9/11 and COVID-19: A Communicator Reflects on Life Lessons

Veteran PR pro Rob Densen was in his office in one of the World Trade Center towers on 9/11. He also was there years earlier, when a truck bomb detonated underneath the complex, killing 6 and injuring 1,000.

[An aside: 6 killed and 1,000 injured and how many of us can recall February 26, 1993, the date that terrorist act happened? Why are some stories largely forgotten or receive relatively little coverage?  Historic fires rage in CA, OR and WA, yet national coverage and mentions wane. These questions are for another essay.]

Densen is an optimist. After 9/11, he almost has to be. Given a chance, he says, people will do the right thing. It's how he explains why NYFD, NYPD and other first responders ran up the stairs, into the Towers on 9/11, as he and others were scrambling down.

"They showed up," he says, using intonation signaling the sentence should end there. But, he continues.
"They went up the stairs not because it felt good, but because of their sense of duty and love for their fellow man."

As you might expect, he has "the utmost respect and admiration" for them. In the rush down the stairs, Densen glanced in their eyes. "I'm convinced, at least the ones who passed me in the stairwell, they knew there was a good chance they weren’t coming out," he says.

Their efforts saved countless lives. 2,606 died at Ground Zero, including 343 NY firefighters.

"I know I come up short all the time, but I try to model that behavior," he says.

Other Memories

He remembers two other things about navigating around the city after 9/11. "I don't think this is unique to me," he says, "but there was a smell...it was in the air for months."

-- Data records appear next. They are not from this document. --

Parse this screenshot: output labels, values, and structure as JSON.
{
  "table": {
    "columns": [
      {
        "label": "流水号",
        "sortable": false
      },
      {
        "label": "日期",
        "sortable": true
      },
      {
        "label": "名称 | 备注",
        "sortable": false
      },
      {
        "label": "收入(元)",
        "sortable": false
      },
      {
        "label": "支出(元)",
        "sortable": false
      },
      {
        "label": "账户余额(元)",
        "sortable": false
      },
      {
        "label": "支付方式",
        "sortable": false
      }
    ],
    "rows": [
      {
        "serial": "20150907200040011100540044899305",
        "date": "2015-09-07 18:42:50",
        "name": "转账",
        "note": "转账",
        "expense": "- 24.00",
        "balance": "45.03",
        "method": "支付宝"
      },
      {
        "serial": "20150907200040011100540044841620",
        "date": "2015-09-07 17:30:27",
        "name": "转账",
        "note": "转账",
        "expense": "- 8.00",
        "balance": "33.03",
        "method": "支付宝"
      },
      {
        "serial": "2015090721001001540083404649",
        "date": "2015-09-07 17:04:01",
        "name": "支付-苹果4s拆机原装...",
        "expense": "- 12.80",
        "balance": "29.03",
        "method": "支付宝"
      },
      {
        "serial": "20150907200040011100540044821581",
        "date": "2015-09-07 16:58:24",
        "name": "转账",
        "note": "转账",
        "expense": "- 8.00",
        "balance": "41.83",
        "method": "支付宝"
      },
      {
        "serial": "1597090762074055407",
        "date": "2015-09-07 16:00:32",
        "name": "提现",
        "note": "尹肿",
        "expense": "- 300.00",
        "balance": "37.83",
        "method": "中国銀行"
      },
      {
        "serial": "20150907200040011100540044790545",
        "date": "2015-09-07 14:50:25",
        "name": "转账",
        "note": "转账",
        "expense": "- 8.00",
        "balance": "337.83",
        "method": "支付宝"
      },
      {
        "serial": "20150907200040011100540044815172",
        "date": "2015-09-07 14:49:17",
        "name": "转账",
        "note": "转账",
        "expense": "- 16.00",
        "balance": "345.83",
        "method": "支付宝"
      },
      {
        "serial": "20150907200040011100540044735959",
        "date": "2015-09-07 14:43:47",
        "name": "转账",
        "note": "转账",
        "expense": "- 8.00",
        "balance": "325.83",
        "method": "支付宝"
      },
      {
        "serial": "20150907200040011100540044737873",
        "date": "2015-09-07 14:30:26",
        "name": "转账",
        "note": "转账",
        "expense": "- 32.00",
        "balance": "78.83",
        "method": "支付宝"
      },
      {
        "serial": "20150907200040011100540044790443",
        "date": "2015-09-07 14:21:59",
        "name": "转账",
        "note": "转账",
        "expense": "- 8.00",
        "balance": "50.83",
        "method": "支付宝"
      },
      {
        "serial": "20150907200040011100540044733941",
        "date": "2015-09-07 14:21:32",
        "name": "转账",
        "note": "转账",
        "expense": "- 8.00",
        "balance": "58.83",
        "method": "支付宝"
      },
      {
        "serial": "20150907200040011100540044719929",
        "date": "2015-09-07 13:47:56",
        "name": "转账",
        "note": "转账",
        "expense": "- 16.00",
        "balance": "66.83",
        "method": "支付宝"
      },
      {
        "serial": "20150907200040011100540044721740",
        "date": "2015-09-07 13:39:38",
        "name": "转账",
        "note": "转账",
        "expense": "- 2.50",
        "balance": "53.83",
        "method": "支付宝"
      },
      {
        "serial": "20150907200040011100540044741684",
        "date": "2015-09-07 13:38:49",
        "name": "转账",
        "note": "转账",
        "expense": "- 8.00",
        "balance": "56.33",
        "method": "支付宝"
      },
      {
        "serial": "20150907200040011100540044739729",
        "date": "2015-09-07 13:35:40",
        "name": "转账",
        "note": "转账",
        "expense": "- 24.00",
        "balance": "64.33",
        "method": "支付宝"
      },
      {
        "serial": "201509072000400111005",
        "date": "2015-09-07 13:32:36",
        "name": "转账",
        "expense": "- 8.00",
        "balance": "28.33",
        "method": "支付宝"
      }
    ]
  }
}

"Equally as distinct," and "almost palpable...were the feelings [on the streets of NY] of humanity, solidarity, fellowship, compassion and common destiny." As horrific as losing many friends on 9/11 was for him, "just as horrible was the dissipation, after about a month, of those feelings of fellowship, the failure to build on them."

Someone, perhaps "our political leaders...should have appealed to our better angels [back then]. 19 years later the compassion on the street has been replaced with anger and hatred and suspicion…what a waste…shame on us, shame on all of us."

But, as we said above, Densen remains an optimist. His 9/11 experience not only informs his life view and work, but also his attitude about the pandemic. Bad stuff happens in life, some get it sooner, some people get it later, no one is immune. Sometimes bad things happen to individuals and sometimes it's societal, like COVID-19.  Asking why bad things happen, he says, "is not a good question. Who knows?"

A Reckoning

Someone very close to Densen was suffering from cancer. The young man's prognosis was poor. Densen asked a friend, Lenny Wexler, a pediatric oncologist, ‘What kind of a loving God allows a young boy to die?’

"I don’t know," Wexler responded. "I have 30 kids on my caseload and I know, despite my best efforts, some of them are not going to make it."

Wexler suggested a better question: Who can I help today? "That’s a question with an answer," Wexler said. "I suggest you start asking yourself.”

It felt like a shot between the eyes, Densen tells us. Bad things happening, he reasons, is an opportunity to help a lot of people. PR pros who view [COVID-19 and other crises] that way will be successful, he believes. "It's why the industry should move to purpose content."

Parallels with the Pandemic

Densen sees other parallels between 9/11 and the pandemic. "They're in the same category: life-rending crises that leave us changed." 9/11, he says, "was unfathomable...there was nothing that could prepare you for it. There was no playbook. The pandemic is the same...nobody could have expected it...the fabric is rent."

Despite the variety of crisis, from 9/11 to the pandemic, "the precepts" of crisis communication remain the same, Dense believes. His abridged list: caring, perspective, alacrity, creativity, honesty, alignment, cogency, audience awareness and "an understanding of what your team is going through, on a very personal level."

This philosophy worked. Not long after 9/11, Densen's employer at the time, Oppenheimer, hosted the first media investment briefing of all the firms that were in the Towers on 9/11. It's a source of pride to this day. "It was great to get back to normal, but it's also great to evaluate the circumstances and do creative things that are in alignment with customer needs."

For Densen, when PR pros have their values, "your north star," and a team, "that's really all you need."

Seth Arenstein is editor of PRNEWS and Crisis Insider  Follow him @skarenstein